> What the exercise asks
Which lines below mention "representation"? Pick each one out.

═══

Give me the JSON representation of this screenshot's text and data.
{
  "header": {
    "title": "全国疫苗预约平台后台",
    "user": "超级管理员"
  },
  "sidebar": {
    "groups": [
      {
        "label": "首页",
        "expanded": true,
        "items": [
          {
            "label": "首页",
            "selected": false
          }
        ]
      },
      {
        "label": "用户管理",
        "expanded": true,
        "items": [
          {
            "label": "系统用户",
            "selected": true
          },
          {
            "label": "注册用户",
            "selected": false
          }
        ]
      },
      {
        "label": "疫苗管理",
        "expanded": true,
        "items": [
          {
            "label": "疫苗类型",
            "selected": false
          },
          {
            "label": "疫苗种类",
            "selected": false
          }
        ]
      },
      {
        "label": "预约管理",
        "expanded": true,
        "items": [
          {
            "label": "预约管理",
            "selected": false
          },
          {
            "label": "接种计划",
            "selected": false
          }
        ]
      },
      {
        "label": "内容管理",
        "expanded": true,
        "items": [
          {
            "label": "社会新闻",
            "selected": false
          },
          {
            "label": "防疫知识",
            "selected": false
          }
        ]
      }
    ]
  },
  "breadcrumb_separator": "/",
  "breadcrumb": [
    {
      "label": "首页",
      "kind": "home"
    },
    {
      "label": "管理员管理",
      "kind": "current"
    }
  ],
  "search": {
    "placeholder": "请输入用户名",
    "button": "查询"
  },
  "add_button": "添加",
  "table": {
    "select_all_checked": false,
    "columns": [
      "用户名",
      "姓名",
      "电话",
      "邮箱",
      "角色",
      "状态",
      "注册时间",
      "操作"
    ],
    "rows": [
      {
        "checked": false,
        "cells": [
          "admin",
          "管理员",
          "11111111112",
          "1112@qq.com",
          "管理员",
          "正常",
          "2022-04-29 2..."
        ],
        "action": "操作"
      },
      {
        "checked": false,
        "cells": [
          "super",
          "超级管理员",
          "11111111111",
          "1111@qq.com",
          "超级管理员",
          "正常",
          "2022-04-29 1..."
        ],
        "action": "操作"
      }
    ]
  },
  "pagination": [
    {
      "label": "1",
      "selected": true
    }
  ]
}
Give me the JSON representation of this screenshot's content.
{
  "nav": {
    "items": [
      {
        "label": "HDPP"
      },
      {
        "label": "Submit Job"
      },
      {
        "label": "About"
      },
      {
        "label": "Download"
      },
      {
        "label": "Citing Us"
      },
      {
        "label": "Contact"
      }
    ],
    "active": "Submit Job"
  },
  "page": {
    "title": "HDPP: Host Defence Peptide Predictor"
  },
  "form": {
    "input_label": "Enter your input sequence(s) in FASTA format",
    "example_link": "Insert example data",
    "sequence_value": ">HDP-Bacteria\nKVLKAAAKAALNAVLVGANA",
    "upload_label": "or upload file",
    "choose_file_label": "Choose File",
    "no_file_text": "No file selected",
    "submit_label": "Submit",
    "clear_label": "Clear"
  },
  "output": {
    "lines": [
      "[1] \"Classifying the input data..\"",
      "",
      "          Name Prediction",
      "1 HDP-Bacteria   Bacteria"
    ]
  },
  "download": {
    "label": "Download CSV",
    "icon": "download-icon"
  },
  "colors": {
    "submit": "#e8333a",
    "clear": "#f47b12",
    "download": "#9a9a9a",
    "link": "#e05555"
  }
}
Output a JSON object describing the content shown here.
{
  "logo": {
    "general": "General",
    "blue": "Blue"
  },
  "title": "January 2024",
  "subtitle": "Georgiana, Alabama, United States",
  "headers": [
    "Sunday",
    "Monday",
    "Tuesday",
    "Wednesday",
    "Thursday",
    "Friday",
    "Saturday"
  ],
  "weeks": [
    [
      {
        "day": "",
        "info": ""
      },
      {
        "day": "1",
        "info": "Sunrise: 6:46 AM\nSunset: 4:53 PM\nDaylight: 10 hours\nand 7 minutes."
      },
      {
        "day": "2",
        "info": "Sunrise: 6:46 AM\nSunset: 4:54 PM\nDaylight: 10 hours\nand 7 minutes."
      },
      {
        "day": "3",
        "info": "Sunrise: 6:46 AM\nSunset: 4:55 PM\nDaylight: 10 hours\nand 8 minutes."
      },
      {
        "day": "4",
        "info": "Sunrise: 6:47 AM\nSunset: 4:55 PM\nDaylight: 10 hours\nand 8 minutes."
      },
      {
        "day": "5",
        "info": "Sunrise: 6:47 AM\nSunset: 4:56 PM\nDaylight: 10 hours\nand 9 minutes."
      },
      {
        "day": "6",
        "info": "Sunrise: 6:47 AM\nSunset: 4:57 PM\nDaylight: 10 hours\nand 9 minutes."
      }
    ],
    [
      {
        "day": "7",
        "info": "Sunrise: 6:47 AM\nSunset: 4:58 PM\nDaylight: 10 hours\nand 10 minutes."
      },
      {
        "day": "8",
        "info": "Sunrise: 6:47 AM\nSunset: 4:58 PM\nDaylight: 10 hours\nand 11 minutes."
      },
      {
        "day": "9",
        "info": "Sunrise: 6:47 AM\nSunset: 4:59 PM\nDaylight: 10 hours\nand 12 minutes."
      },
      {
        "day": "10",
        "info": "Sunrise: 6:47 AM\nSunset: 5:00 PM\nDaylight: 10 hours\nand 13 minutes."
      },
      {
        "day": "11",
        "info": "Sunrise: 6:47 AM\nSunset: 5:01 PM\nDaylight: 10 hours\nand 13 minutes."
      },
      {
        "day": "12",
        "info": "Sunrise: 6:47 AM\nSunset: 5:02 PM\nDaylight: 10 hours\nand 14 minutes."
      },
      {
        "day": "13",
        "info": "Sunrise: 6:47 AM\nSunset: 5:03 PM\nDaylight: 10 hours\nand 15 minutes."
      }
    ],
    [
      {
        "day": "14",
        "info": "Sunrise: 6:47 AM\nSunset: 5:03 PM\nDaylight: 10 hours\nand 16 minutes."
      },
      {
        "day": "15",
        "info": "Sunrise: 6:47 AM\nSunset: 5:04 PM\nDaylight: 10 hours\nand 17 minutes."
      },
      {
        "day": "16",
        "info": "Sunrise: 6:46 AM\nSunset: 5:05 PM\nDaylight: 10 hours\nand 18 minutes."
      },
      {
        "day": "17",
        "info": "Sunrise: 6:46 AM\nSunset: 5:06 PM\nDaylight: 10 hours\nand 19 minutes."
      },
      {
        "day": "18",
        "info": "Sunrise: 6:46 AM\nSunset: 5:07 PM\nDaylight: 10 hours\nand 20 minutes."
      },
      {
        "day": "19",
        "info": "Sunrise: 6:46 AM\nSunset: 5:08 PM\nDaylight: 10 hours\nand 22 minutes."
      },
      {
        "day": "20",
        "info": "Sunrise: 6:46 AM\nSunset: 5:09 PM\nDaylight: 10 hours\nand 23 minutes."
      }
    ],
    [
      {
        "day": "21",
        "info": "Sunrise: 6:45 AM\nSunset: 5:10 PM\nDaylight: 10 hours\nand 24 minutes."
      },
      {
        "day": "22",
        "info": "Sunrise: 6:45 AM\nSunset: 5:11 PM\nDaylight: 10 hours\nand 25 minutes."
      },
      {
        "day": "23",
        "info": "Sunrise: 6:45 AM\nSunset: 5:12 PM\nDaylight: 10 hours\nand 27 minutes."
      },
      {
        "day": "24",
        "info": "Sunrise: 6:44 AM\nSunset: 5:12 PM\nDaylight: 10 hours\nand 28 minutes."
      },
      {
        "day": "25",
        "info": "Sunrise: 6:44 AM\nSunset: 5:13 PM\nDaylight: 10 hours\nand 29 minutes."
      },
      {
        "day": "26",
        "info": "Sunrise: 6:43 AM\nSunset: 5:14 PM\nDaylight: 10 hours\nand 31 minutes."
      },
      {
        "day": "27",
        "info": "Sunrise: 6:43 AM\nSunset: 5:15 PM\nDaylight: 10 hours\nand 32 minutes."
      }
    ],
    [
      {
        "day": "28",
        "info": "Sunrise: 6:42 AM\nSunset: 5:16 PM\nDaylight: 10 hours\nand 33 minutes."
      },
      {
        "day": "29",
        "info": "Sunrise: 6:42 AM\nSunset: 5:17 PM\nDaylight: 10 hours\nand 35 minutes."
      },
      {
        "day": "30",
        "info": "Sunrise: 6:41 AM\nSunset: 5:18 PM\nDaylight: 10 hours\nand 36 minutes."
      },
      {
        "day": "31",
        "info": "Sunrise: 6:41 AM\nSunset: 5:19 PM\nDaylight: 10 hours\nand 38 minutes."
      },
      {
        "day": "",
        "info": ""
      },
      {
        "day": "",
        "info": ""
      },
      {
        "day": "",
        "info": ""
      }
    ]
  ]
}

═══

> Result for this task
Give me the JSON representation of this screenshot's text and data.
Give me the JSON representation of this screenshot's content.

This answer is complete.